> **Required work**
Take every line from the material that has the word "System" in it.

> **Material for this task**
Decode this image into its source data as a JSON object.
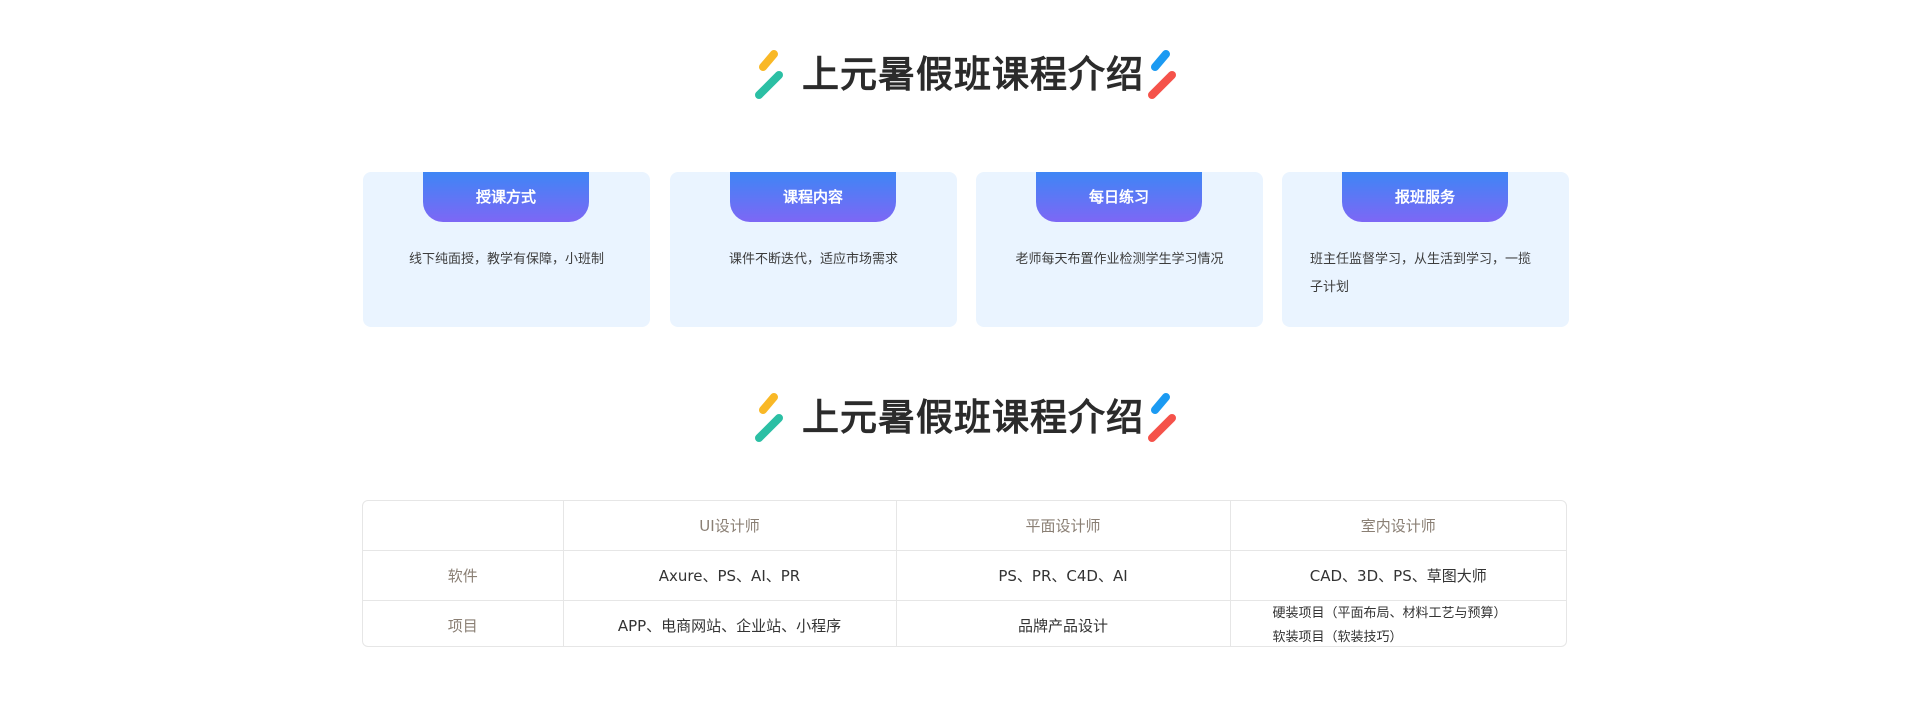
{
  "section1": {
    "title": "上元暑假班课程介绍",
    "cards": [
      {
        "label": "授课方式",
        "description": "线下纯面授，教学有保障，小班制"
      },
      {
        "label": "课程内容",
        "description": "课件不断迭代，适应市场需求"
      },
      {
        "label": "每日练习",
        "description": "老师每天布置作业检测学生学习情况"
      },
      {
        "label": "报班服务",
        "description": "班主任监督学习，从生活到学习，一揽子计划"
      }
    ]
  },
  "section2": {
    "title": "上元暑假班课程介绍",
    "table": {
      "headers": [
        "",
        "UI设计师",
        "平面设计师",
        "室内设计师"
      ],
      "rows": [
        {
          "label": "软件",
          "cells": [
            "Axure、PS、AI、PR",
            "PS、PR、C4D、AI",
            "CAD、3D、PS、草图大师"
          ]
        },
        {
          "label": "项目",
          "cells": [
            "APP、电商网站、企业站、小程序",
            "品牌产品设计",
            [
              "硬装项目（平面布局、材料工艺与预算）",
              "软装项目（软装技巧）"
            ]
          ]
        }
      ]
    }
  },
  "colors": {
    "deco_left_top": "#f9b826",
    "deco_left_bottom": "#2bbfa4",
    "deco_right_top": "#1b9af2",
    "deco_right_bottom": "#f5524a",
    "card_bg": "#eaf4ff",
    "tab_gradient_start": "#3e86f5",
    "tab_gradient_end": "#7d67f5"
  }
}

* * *

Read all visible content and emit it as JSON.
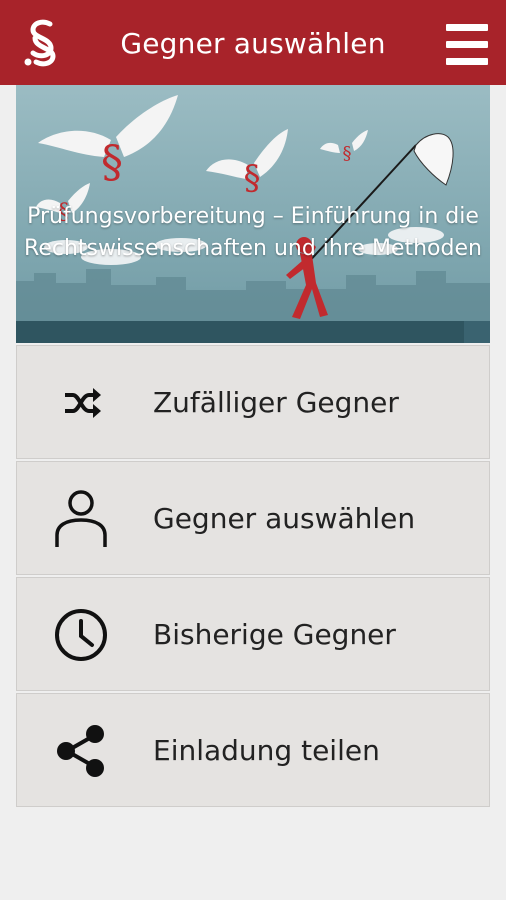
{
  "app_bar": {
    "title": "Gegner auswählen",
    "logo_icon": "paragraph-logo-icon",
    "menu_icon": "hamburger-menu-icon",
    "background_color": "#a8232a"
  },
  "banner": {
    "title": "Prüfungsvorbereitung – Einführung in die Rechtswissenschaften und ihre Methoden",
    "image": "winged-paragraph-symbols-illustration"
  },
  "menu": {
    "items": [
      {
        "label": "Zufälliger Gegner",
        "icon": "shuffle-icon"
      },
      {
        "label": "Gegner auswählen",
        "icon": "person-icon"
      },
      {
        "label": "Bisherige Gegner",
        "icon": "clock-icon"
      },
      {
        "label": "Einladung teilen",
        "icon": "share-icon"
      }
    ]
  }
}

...

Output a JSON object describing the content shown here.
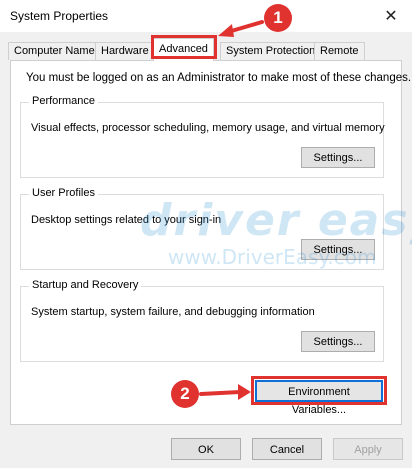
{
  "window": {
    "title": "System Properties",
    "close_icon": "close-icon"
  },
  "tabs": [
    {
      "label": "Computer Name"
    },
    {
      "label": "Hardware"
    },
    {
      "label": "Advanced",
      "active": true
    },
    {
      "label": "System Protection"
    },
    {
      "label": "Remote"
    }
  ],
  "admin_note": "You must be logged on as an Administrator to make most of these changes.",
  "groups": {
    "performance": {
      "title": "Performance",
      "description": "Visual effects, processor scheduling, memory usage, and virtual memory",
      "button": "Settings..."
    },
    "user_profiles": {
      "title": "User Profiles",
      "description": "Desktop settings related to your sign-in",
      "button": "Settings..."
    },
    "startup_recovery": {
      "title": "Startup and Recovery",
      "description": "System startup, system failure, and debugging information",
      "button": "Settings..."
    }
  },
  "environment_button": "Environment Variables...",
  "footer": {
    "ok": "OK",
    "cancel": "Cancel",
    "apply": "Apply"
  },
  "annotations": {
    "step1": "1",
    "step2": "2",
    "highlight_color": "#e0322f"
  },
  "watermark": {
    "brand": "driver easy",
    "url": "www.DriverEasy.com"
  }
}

> **Output for this exercise**
    "title": "System Properties",
      "label": "System Protection"
      "description": "System startup, system failure, and debugging information",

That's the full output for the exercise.